*** Opening GIVEN INFORMATION ***

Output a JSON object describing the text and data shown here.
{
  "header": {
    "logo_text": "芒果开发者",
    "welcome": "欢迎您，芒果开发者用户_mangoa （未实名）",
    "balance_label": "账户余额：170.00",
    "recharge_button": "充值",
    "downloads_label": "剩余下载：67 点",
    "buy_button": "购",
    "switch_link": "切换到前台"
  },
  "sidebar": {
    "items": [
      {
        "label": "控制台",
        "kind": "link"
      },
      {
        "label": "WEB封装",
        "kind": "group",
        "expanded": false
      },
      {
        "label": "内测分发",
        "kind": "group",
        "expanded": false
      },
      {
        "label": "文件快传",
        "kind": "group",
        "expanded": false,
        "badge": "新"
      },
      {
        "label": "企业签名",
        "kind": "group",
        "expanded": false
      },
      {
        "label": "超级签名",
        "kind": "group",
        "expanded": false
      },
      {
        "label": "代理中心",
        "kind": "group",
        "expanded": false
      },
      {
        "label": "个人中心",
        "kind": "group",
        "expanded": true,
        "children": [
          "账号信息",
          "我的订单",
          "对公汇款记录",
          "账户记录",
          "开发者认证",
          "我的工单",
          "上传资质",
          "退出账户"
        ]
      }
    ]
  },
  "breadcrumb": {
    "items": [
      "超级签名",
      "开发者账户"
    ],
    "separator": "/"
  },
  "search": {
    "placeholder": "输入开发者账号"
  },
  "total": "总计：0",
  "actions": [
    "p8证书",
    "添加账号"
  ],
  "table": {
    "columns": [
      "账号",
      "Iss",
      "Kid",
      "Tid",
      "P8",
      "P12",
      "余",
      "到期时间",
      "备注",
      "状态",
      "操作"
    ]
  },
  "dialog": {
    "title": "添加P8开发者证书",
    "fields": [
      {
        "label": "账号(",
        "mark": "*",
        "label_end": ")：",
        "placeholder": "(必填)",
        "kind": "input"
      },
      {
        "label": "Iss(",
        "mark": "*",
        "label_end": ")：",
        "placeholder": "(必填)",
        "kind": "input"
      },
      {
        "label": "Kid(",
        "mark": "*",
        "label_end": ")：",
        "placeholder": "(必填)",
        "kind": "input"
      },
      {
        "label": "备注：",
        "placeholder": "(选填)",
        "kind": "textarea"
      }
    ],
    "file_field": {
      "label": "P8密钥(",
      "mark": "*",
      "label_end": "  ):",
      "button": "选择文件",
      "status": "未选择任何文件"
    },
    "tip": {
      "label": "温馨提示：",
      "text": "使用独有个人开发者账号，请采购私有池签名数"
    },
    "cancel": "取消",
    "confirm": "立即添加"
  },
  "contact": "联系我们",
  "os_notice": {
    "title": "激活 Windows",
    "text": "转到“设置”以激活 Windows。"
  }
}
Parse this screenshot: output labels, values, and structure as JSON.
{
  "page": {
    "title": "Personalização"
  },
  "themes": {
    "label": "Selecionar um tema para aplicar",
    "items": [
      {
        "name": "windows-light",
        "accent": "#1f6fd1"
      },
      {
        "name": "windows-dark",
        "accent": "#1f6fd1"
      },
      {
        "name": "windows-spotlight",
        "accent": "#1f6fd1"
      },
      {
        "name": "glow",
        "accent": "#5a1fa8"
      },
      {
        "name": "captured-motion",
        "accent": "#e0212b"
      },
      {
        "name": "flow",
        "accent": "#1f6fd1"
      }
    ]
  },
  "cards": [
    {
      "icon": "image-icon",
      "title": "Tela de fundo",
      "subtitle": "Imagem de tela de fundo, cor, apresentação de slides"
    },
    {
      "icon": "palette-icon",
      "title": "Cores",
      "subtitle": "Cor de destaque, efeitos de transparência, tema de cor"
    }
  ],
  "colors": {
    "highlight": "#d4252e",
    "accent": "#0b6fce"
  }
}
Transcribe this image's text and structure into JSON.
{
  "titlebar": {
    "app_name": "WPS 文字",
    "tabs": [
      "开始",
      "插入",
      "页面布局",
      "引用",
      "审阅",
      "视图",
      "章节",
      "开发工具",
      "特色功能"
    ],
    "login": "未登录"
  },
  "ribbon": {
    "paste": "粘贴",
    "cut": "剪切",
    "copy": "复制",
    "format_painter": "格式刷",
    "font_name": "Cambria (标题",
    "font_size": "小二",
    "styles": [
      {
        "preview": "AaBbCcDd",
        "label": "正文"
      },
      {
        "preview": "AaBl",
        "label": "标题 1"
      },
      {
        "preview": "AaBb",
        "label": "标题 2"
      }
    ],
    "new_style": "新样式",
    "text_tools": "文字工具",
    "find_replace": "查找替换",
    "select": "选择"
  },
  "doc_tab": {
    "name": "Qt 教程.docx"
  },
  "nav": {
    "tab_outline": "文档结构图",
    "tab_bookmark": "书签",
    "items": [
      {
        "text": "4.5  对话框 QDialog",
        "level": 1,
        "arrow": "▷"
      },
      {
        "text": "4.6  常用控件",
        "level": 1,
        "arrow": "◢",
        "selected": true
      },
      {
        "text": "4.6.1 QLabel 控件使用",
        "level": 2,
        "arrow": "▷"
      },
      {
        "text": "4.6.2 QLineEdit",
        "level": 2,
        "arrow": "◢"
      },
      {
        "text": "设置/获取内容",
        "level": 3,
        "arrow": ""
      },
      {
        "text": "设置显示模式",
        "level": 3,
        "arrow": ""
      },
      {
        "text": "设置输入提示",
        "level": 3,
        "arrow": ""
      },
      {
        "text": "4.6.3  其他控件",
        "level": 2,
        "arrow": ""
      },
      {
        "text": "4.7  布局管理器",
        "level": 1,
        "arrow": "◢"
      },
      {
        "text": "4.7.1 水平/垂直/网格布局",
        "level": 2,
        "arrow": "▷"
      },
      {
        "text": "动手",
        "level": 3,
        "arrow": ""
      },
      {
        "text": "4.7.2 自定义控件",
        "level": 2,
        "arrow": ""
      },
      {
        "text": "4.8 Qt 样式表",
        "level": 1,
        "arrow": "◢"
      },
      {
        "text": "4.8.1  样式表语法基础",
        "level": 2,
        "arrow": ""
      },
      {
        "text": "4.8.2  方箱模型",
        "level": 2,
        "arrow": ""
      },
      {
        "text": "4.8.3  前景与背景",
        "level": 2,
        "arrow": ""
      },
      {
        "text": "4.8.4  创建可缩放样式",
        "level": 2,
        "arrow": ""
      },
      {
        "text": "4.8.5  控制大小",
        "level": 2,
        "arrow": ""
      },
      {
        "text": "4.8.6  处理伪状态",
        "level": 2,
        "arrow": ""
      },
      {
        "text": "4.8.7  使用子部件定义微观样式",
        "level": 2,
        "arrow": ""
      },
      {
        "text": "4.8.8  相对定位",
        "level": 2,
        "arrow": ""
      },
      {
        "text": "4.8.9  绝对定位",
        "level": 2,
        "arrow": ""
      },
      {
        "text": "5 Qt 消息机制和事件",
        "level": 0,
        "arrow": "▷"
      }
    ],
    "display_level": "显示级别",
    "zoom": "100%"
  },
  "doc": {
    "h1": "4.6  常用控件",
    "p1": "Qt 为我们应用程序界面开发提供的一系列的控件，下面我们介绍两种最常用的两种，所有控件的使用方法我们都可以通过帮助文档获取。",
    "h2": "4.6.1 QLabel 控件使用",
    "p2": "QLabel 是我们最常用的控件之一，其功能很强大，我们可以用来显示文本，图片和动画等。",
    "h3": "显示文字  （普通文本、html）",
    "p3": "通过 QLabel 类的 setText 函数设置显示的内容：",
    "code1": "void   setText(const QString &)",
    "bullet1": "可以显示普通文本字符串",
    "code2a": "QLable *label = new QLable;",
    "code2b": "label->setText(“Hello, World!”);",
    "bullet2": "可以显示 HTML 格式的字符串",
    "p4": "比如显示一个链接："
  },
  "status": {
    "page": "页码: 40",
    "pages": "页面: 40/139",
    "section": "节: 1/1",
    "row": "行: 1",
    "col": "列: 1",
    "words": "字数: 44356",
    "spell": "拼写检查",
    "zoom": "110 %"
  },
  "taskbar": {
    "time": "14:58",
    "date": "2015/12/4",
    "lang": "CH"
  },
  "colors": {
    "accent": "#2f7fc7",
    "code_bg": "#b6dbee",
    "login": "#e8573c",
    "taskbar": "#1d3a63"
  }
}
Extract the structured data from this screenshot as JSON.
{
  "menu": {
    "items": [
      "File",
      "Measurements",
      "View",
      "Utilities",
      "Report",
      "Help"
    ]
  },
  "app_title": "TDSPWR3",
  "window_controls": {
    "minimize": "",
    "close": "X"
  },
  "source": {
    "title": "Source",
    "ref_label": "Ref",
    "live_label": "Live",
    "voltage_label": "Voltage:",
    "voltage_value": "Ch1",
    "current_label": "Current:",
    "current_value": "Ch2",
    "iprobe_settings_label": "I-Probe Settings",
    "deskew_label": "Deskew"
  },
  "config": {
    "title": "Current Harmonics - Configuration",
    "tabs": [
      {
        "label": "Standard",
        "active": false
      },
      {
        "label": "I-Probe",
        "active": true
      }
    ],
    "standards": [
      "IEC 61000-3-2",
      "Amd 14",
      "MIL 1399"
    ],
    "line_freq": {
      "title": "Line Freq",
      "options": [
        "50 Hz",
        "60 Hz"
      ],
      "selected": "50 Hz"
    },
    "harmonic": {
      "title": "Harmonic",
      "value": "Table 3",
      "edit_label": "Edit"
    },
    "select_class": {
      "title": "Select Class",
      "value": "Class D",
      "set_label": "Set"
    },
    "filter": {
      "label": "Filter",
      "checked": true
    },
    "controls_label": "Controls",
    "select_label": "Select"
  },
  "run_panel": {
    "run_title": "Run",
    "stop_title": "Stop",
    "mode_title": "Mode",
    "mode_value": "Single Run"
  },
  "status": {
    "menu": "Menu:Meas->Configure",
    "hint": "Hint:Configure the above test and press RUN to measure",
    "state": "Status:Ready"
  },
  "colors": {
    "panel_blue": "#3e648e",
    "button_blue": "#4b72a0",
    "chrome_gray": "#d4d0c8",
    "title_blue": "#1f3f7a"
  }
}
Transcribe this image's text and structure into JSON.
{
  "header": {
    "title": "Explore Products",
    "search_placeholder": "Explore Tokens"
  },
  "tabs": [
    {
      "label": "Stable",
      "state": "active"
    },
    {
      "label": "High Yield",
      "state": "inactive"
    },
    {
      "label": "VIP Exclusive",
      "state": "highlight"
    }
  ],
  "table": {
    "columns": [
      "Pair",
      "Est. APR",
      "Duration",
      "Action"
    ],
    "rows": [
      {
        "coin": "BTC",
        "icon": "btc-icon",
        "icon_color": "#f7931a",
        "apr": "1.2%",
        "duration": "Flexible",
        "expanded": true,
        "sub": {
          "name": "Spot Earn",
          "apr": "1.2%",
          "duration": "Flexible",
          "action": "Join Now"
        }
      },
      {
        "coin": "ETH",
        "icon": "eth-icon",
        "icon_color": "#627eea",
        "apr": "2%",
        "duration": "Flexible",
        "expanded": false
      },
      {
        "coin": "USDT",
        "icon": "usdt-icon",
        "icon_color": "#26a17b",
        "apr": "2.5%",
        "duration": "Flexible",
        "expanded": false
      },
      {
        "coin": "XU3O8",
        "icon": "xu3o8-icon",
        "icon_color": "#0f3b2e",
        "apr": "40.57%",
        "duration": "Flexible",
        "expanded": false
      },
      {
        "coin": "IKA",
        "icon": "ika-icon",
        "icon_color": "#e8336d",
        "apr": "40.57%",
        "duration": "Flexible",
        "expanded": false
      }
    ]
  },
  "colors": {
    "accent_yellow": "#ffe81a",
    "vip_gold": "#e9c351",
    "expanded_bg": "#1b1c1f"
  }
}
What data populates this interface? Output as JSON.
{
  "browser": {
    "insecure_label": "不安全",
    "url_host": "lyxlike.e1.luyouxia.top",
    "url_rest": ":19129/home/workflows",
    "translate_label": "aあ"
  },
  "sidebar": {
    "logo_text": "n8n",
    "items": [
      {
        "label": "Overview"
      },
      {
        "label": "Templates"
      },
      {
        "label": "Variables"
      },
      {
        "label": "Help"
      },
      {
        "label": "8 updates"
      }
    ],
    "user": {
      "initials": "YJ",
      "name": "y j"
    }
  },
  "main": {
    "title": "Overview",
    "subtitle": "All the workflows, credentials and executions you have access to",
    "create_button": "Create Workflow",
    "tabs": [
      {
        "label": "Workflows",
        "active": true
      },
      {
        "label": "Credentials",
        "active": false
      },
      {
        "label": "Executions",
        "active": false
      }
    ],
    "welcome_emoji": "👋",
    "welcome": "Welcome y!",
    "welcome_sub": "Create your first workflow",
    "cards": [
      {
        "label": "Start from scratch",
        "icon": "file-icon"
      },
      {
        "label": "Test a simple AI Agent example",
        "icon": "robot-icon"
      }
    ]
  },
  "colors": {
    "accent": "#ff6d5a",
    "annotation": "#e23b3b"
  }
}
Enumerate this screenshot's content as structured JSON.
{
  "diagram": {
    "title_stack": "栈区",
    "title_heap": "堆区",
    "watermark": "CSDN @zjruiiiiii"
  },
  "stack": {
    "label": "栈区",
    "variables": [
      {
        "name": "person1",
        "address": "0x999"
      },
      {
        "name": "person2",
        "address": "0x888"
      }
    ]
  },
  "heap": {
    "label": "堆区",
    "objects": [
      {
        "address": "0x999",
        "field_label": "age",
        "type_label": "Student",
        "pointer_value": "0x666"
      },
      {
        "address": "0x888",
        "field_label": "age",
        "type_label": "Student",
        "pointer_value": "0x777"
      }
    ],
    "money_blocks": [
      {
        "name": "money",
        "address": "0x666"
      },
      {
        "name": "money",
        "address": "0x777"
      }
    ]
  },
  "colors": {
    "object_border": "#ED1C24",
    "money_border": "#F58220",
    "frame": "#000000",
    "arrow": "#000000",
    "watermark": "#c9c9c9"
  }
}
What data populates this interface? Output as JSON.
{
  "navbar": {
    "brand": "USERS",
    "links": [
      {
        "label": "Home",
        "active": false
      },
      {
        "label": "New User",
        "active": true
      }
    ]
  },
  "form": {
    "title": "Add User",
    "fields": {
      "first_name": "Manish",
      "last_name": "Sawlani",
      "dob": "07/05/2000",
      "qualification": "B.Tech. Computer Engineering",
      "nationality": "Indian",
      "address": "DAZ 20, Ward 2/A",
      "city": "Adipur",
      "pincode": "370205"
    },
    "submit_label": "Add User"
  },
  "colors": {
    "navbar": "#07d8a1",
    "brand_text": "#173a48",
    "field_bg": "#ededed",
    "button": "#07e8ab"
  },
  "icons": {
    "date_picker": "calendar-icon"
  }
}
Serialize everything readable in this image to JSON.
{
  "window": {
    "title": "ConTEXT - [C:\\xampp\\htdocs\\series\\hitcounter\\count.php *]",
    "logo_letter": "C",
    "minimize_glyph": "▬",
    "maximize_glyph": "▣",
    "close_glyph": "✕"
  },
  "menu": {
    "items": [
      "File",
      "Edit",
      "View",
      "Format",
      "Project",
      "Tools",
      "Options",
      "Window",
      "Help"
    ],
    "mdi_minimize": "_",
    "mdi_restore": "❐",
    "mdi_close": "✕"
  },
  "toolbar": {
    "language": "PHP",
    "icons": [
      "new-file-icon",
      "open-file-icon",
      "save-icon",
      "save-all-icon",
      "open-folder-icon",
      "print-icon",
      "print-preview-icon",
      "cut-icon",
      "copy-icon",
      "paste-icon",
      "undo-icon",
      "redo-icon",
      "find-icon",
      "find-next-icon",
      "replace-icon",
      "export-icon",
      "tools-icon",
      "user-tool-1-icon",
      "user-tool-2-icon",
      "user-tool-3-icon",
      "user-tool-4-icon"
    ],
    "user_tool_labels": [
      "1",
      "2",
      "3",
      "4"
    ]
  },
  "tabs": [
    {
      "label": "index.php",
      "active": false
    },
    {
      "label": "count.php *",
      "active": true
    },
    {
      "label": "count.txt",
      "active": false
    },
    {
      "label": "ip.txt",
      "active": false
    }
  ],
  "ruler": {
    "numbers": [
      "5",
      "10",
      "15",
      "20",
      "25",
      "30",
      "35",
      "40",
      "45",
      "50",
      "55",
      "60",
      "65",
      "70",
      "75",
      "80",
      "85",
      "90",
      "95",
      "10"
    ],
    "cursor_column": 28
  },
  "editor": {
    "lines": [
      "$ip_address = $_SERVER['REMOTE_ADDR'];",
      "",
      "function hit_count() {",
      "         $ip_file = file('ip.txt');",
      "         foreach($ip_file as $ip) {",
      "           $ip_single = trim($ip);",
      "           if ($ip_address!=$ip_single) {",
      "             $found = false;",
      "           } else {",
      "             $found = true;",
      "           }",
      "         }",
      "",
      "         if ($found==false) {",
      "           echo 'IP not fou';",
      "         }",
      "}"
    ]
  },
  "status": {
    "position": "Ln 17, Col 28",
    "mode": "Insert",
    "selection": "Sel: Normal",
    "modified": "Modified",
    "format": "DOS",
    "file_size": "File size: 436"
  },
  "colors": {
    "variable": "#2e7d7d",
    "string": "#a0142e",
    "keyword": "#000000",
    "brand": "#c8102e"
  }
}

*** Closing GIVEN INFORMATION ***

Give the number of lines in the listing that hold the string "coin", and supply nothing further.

#### WRITTEN SOLUTION:
5